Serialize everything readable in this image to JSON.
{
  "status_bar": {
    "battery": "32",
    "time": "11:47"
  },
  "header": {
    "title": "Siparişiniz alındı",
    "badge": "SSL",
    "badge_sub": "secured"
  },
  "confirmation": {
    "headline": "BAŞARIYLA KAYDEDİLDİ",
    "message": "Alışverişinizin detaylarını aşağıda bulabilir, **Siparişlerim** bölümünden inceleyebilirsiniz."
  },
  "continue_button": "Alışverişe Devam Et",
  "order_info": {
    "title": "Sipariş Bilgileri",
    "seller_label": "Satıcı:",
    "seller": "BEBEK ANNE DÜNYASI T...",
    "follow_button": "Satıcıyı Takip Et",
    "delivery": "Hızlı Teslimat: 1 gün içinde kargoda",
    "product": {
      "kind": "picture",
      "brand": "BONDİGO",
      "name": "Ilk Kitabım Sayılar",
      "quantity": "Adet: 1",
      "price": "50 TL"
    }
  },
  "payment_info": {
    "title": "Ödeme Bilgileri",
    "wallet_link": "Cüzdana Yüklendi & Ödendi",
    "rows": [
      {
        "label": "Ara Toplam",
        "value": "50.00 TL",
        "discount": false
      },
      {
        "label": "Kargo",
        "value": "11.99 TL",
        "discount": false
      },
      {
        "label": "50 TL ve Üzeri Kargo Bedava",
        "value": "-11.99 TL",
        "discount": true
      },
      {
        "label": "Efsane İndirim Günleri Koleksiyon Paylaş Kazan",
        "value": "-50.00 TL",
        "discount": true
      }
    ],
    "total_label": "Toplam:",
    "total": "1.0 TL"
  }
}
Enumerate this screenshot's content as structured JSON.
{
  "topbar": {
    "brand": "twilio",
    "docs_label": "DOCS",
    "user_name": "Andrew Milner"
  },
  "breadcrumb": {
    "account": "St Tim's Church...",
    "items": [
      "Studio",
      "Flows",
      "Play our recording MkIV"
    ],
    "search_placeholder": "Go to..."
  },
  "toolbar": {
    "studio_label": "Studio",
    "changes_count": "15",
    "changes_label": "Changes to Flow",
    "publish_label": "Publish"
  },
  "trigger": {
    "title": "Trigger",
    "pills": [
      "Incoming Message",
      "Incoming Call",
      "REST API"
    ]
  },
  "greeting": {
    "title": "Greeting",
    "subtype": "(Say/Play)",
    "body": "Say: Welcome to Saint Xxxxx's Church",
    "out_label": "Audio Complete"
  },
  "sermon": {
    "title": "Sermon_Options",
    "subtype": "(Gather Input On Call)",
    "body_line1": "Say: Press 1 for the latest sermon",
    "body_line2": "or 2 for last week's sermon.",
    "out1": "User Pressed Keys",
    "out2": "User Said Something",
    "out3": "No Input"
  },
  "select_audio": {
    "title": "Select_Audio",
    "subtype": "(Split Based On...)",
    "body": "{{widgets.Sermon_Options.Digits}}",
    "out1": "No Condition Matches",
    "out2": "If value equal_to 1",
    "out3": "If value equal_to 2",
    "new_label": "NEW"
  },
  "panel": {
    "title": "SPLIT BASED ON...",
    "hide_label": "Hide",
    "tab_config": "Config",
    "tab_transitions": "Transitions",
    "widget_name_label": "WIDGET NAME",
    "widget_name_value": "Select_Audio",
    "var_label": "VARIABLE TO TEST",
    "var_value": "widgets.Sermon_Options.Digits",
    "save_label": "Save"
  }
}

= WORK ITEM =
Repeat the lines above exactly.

= ANSWER BELOW =
Serialize everything readable in this image to JSON.
{
  "status_bar": {
    "battery": "32",
    "time": "11:47"
  },
  "header": {
    "title": "Siparişiniz alındı",
    "badge": "SSL",
    "badge_sub": "secured"
  },
  "confirmation": {
    "headline": "BAŞARIYLA KAYDEDİLDİ",
    "message": "Alışverişinizin detaylarını aşağıda bulabilir, **Siparişlerim** bölümünden inceleyebilirsiniz."
  },
  "continue_button": "Alışverişe Devam Et",
  "order_info": {
    "title": "Sipariş Bilgileri",
    "seller_label": "Satıcı:",
    "seller": "BEBEK ANNE DÜNYASI T...",
    "follow_button": "Satıcıyı Takip Et",
    "delivery": "Hızlı Teslimat: 1 gün içinde kargoda",
    "product": {
      "kind": "picture",
      "brand": "BONDİGO",
      "name": "Ilk Kitabım Sayılar",
      "quantity": "Adet: 1",
      "price": "50 TL"
    }
  },
  "payment_info": {
    "title": "Ödeme Bilgileri",
    "wallet_link": "Cüzdana Yüklendi & Ödendi",
    "rows": [
      {
        "label": "Ara Toplam",
        "value": "50.00 TL",
        "discount": false
      },
      {
        "label": "Kargo",
        "value": "11.99 TL",
        "discount": false
      },
      {
        "label": "50 TL ve Üzeri Kargo Bedava",
        "value": "-11.99 TL",
        "discount": true
      },
      {
        "label": "Efsane İndirim Günleri Koleksiyon Paylaş Kazan",
        "value": "-50.00 TL",
        "discount": true
      }
    ],
    "total_label": "Toplam:",
    "total": "1.0 TL"
  }
}
Enumerate this screenshot's content as structured JSON.
{
  "topbar": {
    "brand": "twilio",
    "docs_label": "DOCS",
    "user_name": "Andrew Milner"
  },
  "breadcrumb": {
    "account": "St Tim's Church...",
    "items": [
      "Studio",
      "Flows",
      "Play our recording MkIV"
    ],
    "search_placeholder": "Go to..."
  },
  "toolbar": {
    "studio_label": "Studio",
    "changes_count": "15",
    "changes_label": "Changes to Flow",
    "publish_label": "Publish"
  },
  "trigger": {
    "title": "Trigger",
    "pills": [
      "Incoming Message",
      "Incoming Call",
      "REST API"
    ]
  },
  "greeting": {
    "title": "Greeting",
    "subtype": "(Say/Play)",
    "body": "Say: Welcome to Saint Xxxxx's Church",
    "out_label": "Audio Complete"
  },
  "sermon": {
    "title": "Sermon_Options",
    "subtype": "(Gather Input On Call)",
    "body_line1": "Say: Press 1 for the latest sermon",
    "body_line2": "or 2 for last week's sermon.",
    "out1": "User Pressed Keys",
    "out2": "User Said Something",
    "out3": "No Input"
  },
  "select_audio": {
    "title": "Select_Audio",
    "subtype": "(Split Based On...)",
    "body": "{{widgets.Sermon_Options.Digits}}",
    "out1": "No Condition Matches",
    "out2": "If value equal_to 1",
    "out3": "If value equal_to 2",
    "new_label": "NEW"
  },
  "panel": {
    "title": "SPLIT BASED ON...",
    "hide_label": "Hide",
    "tab_config": "Config",
    "tab_transitions": "Transitions",
    "widget_name_label": "WIDGET NAME",
    "widget_name_value": "Select_Audio",
    "var_label": "VARIABLE TO TEST",
    "var_value": "widgets.Sermon_Options.Digits",
    "save_label": "Save"
  }
}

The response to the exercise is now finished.